- mow the lawn
- wash the dog
- mop the kitchen floor
- replace the battery in the smoke detector
- vacuum the stairs
- cook dinner
- unload the dishwasher
- reload the dishwasher
- write an email
In fact, xkcd had a wonderful webcomic on this very subject today.
Click the link above if the image in the blog is too small to read.
Essentially, I've got a lot of balloons in the air right now and I'm just trying to make sure I hold onto the most important ones.
I'm not much of one for making lists. I primarily shoot from the hip and figure if I forgot something important, I'll remember it later.
Which leads my to our prenatal class. Aren't I just the best at segues?
Saturday we went to our prenatal class. Now, we had the option to go to four two-hour seminars or just get the whole thing wrapped up in one eight-hour birthing extravaganza. I'm a guy who likes to rip off the band-aid in one fell swoop. Thankfully, I married a woman who is also a fan of the approach.
We got there on time -- thanks to Em getting us out the door -- and we were the first ones there other than the instructor. She was nice enough. Not quite as crunchy-granola-breath-patchouli-wearing as I might have expected, but seemed rather low-key and the right energy for a bunch of people embarking on bringing their first child into the world.
The class itself (consisting of five other couples other than us) looked about as engaged as a class of Seniors the last week before graduation.
Em's had books all around the house for some time and we've watched a number of documentaries, so much of the information was already familiar. The instructor tried her damnedest to get the class engaged, but they just wouldn't budge.
The class is conducted in the basement of the Birthing Center. So the layout looks like this:
|Le expertly rendered birthing center|
I was just getting bored enough to start making a list in my head of all the stuff I need to get done before the baby gets here when the sounds started. It began as a low moan but suddenly rose to a fever pitched scream. I imagine the woman in the birthing suite immediately above our heads looked something like this:
|Bloodcurdling, thy name is|

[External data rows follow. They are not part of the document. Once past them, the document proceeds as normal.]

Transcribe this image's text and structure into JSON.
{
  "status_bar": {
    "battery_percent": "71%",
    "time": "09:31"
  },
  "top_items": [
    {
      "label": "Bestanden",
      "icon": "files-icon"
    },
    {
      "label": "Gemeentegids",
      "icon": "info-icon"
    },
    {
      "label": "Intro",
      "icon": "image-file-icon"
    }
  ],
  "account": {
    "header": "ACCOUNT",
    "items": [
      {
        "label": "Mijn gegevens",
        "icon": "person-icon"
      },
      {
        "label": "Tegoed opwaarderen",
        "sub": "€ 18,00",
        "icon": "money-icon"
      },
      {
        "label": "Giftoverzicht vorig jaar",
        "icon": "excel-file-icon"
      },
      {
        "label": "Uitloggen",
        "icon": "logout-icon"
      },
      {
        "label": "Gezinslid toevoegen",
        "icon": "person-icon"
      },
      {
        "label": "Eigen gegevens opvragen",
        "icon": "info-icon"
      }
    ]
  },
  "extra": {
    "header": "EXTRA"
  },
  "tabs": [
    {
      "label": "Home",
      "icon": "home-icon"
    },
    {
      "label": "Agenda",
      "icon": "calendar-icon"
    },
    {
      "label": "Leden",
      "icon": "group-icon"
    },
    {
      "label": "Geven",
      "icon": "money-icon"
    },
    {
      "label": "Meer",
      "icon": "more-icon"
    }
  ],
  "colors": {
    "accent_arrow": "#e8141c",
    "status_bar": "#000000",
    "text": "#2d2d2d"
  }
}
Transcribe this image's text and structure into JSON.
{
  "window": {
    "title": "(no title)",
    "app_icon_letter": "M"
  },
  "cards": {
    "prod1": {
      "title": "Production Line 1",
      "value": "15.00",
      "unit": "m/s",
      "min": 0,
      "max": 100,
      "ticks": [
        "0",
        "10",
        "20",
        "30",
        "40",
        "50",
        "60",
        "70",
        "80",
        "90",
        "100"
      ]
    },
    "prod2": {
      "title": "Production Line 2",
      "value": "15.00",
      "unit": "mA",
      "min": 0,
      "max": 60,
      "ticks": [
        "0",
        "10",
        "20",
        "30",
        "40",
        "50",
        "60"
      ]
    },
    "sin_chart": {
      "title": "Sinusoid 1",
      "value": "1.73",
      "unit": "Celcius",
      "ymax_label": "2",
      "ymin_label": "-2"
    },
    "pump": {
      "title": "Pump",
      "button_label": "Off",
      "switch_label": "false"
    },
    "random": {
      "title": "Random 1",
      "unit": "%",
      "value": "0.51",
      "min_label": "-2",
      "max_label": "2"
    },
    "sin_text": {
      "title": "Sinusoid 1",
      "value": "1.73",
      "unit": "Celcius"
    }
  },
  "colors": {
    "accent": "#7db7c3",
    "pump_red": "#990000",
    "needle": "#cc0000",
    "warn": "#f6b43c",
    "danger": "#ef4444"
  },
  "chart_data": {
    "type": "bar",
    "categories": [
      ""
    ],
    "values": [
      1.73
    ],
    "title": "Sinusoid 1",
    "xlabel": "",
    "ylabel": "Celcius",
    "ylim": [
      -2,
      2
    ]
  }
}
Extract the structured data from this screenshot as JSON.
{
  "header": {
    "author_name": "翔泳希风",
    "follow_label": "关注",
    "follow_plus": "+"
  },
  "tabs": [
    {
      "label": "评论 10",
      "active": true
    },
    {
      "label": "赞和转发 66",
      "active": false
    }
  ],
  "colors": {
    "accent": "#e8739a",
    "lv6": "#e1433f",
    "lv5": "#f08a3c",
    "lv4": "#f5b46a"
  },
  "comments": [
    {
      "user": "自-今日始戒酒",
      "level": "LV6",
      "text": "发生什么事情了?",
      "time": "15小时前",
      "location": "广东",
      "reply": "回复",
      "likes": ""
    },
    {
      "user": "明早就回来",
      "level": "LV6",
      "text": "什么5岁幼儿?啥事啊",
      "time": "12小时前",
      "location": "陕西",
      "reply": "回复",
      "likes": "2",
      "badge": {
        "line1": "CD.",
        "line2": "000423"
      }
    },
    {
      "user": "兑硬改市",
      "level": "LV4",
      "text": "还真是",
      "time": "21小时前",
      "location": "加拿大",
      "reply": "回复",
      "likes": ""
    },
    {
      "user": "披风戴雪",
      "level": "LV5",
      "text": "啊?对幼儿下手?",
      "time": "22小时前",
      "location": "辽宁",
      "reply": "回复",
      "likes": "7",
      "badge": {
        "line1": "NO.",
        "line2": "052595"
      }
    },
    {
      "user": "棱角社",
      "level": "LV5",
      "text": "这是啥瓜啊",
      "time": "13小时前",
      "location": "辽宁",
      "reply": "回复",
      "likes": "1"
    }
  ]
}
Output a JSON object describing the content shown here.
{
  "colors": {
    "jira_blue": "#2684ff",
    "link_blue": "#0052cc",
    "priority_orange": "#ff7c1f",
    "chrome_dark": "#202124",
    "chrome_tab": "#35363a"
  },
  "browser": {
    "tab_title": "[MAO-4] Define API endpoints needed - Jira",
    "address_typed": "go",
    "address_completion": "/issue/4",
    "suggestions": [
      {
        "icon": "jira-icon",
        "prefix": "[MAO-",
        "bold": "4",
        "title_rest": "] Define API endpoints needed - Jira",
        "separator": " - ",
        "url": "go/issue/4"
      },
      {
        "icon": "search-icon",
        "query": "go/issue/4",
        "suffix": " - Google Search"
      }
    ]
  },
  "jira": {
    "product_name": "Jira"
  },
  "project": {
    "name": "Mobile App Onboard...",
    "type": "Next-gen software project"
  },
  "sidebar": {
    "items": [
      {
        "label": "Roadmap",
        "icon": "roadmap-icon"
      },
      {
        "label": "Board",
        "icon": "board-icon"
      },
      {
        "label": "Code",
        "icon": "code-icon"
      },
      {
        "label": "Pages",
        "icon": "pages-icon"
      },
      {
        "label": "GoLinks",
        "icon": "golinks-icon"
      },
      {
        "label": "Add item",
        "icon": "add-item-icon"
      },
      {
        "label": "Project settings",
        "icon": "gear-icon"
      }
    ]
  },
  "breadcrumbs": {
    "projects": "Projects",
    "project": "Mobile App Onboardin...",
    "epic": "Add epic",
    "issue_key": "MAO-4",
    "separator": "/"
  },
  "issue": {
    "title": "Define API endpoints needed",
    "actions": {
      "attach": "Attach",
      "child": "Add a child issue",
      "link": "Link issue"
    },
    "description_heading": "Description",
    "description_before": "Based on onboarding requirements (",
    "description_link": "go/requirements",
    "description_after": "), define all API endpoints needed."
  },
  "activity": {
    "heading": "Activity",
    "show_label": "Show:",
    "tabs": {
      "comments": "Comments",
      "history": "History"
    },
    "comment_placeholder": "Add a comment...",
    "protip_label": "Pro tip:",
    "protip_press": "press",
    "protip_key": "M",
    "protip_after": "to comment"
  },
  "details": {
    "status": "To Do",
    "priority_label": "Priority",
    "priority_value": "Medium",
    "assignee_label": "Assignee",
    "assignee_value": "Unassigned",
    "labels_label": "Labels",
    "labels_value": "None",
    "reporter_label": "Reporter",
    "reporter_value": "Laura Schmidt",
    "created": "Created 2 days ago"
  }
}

...at least that's what she sounded like. Suddenly unable to focus on my list making, my attention turned to the instructor. She noticed the screams (of course she noticed them. The woman was screaming bloody murder. What I mean to say is that she acknowledged the screams) and thought that putting a movie on and turning the volume up might help to drown out the woman upstairs.
The screams definitely went against everything the instructor had been preaching...thinking of yourself "opening like a flower" and having the "power of a contraction wrap around you" and the "counter-productivity of the act of screaming" itself.
The video she chose to put on was this one. CAUTION: BEFORE YOU CLICK THIS LINK TAKE A MINUTE AND CONSIDER THAT THESE ARE WOMEN GIVING BIRTH. IN A SQUATTING POSITION. IT'S CRAZY GRAPHIC. SO DON'T CLICK IT UNLESS YOU WANT TO SEE FOOTAGE OF WOMEN GIVING BIRTH. IN THE SQUATTING POSITION. OH, AND IF I WASN'T PERFECTLY CLEAR IN THE PREVIOUS CAPS LOCK TEXT, THIS IS CLEARLY NOT SAFE FOR WORK. AS WOMEN ARE GIVING BIRTH. IN THE SQUATTING POSITION.
|Actual. Statue. Used. In. Movie.|
Yes, that's the real title of the movie. The cliff-notes version (of the 10 minute film) is this: a bunch of women give birth in the squatting position. As the title would imply. But what blows your mind, is that there are rarely doctors present. Mind you, this was filmed in 1979, and it was shot in Brazil as a anthropological piece. But the babies are born, perfectly fine, without anyone catching them -- they land on a soft bed and the moms pick them up like nothing happened.
For those of you not wanting/willing/able to watch the video the children come out slowly at first and then, the minute the shoulders clear, they...well...it's kind of like this:
|And BOOM goes the baby|
After the first six times, you get kind of used to it. I did lean over to Em at one point and mention that they should probably have some kind of bumpers set up so the child doesn't overshoot the landing, but at one point I looked at the guy closest to the TV (we were sat in a semi-circle) and this was the face he was making:
Which was unfortunate for him, as his wife was 36 weeks pregnant. I think I'm a pretty bad procrastinator, but if you have no idea what's about to happen to your wife, you'd probably benefit from taking some time to acclimate to the idea.
After the video was done, she let us go for lunch.
Nope, not kidding. Fifteen babies born in the squatting position and then off to get some grub.
The rest of the class in the afternoon was pretty tame. They took us through some relaxation and pain management techniques and then let us know the rules and regs of birth at the center. Probably the most important thing I walked away from the class with was knowing it's probably best of install the rear-facing infant car seat before the day your child enters the world.
Which is yet another thing to add to my ever growing list.